"It is relevant to our time and relevant to Quincy," said Thomsen, artistic director of the play that will be staged at 7:30 p.m. Thursday through Saturday, 2 p.m. Sunday, 7:30 p.m. Friday, Sept. 21, and Saturday, Sept. 22, and 2 p.m. Sunday, Sept. 23.
In the play, Margaret (Jennifer Fray) loses her job and is on the verge of homelessness. Margaret goes to her high school sweetheart, Mike (James Riley), who is now a successful doctor, in hopes of finding a job. The show goes on to discuss how choices and circumstances play a role in determining life outcomes.
The production contains strong language, which Thomsen said is authentic to the story, and is set in contemporary Boston.
"Good People" was a Broadway production in 2011.
"It explores a lot of ideas through some tough characters in south Boston," Thomsen said.
A cast of only six actors, plus a seventh for voiceovers, is designed to provide an intimate experience for the audience.
"It's different, that's for sure," Thomsen said. "This should appeal to different age groups, and doesn't target any certain (genre)."
The cast for "Good People" includes Fray, Riley, Thomas Gooding, Doris Malacarne, Ann Pfaffe and Chaka Batley. Glenn Boettger will provide the voiceover material.

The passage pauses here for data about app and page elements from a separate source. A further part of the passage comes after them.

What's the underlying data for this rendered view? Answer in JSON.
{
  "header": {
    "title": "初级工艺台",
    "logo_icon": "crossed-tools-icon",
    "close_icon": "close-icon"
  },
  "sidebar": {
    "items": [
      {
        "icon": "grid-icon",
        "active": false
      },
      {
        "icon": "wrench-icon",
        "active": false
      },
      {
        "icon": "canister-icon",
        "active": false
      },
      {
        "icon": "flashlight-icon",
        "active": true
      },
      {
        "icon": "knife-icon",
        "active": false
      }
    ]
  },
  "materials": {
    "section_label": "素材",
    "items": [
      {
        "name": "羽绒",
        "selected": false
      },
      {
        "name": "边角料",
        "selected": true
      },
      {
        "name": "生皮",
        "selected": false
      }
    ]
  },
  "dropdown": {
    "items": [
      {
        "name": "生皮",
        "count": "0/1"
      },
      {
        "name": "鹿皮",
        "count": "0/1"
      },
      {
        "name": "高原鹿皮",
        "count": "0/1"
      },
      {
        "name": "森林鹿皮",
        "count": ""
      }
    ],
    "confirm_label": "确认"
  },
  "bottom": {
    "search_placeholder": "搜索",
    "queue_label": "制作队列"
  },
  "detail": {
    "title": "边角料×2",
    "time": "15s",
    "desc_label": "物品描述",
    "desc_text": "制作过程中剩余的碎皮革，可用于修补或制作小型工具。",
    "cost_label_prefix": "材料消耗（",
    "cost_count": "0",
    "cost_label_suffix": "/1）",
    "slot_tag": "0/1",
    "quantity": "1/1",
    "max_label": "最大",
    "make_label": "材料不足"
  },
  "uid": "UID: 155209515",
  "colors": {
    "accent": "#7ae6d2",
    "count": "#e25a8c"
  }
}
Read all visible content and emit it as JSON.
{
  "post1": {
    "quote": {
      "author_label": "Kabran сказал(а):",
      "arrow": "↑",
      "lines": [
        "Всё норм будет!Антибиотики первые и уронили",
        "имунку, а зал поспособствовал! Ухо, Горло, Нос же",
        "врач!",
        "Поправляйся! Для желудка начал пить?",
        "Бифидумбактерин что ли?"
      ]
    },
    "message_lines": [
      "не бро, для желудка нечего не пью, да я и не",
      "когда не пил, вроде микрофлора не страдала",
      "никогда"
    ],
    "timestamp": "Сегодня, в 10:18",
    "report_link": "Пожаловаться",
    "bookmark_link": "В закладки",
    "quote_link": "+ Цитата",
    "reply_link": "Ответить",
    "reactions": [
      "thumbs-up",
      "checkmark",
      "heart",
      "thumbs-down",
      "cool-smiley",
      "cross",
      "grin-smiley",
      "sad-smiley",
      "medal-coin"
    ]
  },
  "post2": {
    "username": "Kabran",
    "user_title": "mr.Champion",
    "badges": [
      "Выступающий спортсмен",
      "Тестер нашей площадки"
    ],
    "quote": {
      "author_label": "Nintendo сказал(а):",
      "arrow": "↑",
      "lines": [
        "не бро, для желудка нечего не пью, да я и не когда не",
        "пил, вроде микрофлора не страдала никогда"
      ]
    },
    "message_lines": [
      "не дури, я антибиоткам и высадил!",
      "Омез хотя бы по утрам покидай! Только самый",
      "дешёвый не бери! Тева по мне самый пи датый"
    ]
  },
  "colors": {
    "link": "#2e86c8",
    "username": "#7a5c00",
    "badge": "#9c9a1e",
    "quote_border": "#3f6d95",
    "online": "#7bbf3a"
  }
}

Thomsen thinks the strong language adds to the play's relevancy and also has sparked "a lot of conversation."
Thomsen said the core of the play deals with "how we think about our fellow man, (possibly) without knowing their story."
Riley, who is a local pastor, discusses "Good People" on the Quincy Community Theatre's website, 1qct.org.
"So, should everyone see the play Good People? Yes -- as long as it does not cause you to violate your conscience, and, for young people, you believe they are prepared to hear harsh language and have a discussion about it, if necessary," Riley wrote. "Why should everyone come? ... For me, a great story is one that leads me to see my life and other people and my relationships and even my faith in a new light. Can a play with swearing in it do that? Yes it can, and it did for me.
"These characters are very human and they make good and bad choices, and they suffer the consequences and reap the rewards."
Thomsen will address the audience before the performance. After each performance there will be an exchange between the cast and audience.
"This is a story worth talking about," Thomsen said.